What you have to do :: If a line in the data below contains the word "icon", copy it out.

Data records for software interfaces:
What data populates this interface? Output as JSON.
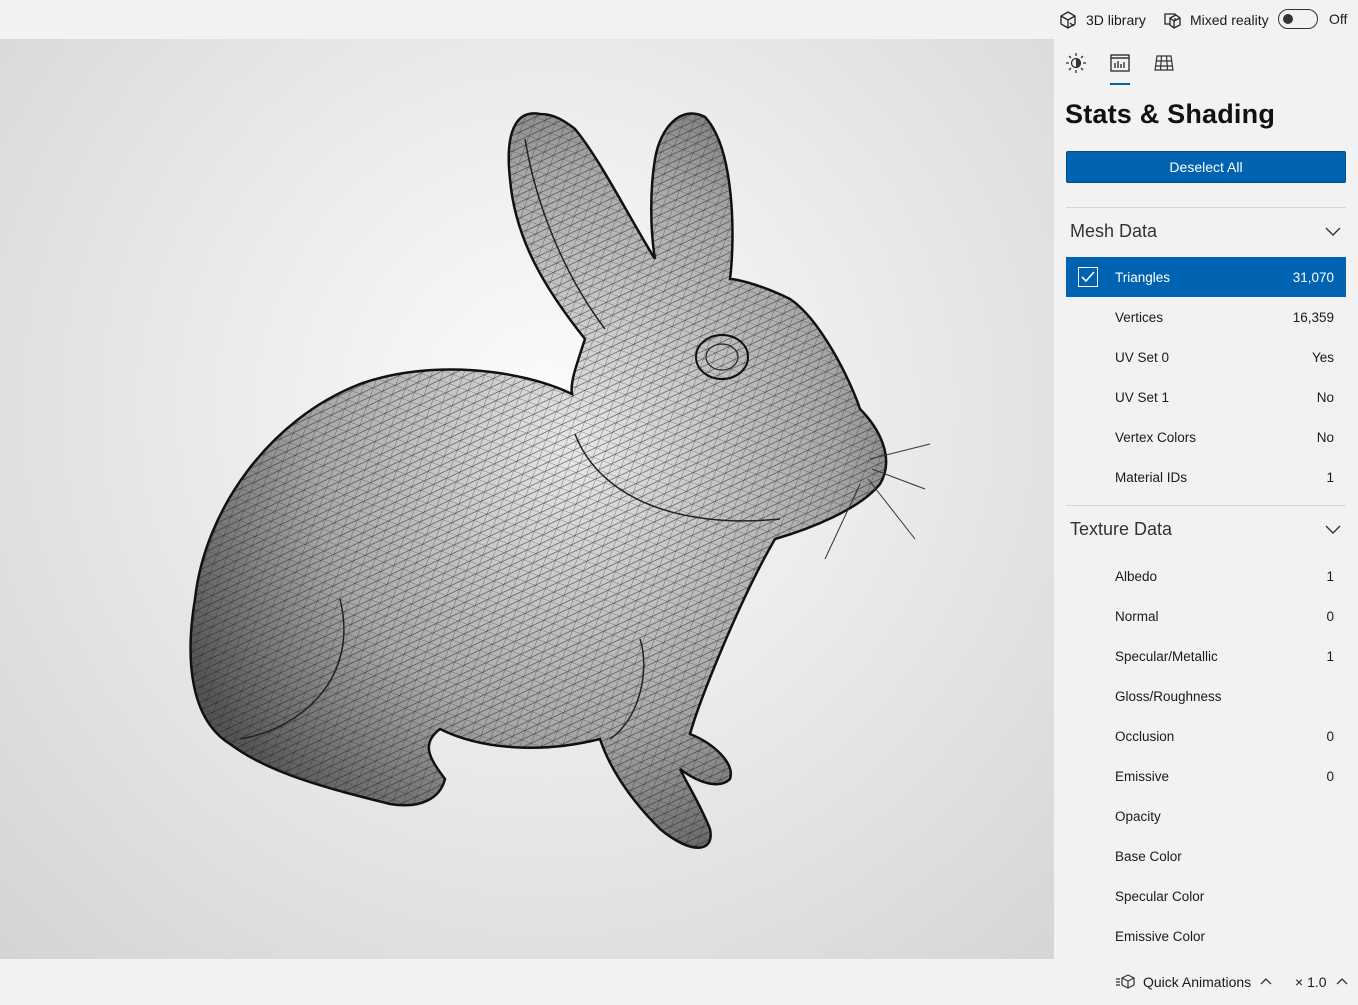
{
  "topbar": {
    "library_label": "3D library",
    "mixed_reality_label": "Mixed reality",
    "toggle_state": "Off"
  },
  "panel": {
    "title": "Stats & Shading",
    "deselect_label": "Deselect All",
    "tabs": [
      {
        "icon": "lighting-icon"
      },
      {
        "icon": "stats-icon",
        "active": true
      },
      {
        "icon": "grid-icon"
      }
    ],
    "mesh_section": {
      "title": "Mesh Data",
      "rows": [
        {
          "label": "Triangles",
          "value": "31,070",
          "selected": true
        },
        {
          "label": "Vertices",
          "value": "16,359"
        },
        {
          "label": "UV Set 0",
          "value": "Yes"
        },
        {
          "label": "UV Set 1",
          "value": "No"
        },
        {
          "label": "Vertex Colors",
          "value": "No"
        },
        {
          "label": "Material IDs",
          "value": "1"
        }
      ]
    },
    "texture_section": {
      "title": "Texture Data",
      "rows": [
        {
          "label": "Albedo",
          "value": "1"
        },
        {
          "label": "Normal",
          "value": "0"
        },
        {
          "label": "Specular/Metallic",
          "value": "1"
        },
        {
          "label": "Gloss/Roughness",
          "value": ""
        },
        {
          "label": "Occlusion",
          "value": "0"
        },
        {
          "label": "Emissive",
          "value": "0"
        },
        {
          "label": "Opacity",
          "value": ""
        },
        {
          "label": "Base Color",
          "value": ""
        },
        {
          "label": "Specular Color",
          "value": ""
        },
        {
          "label": "Emissive Color",
          "value": ""
        }
      ]
    }
  },
  "bottombar": {
    "quick_animations_label": "Quick Animations",
    "speed_label": "× 1.0"
  },
  "colors": {
    "accent": "#0063b1",
    "background": "#f2f2f2"
  }
}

Exercise output ::
        "icon": "lighting-icon"
        "icon": "stats-icon",
        "icon": "grid-icon"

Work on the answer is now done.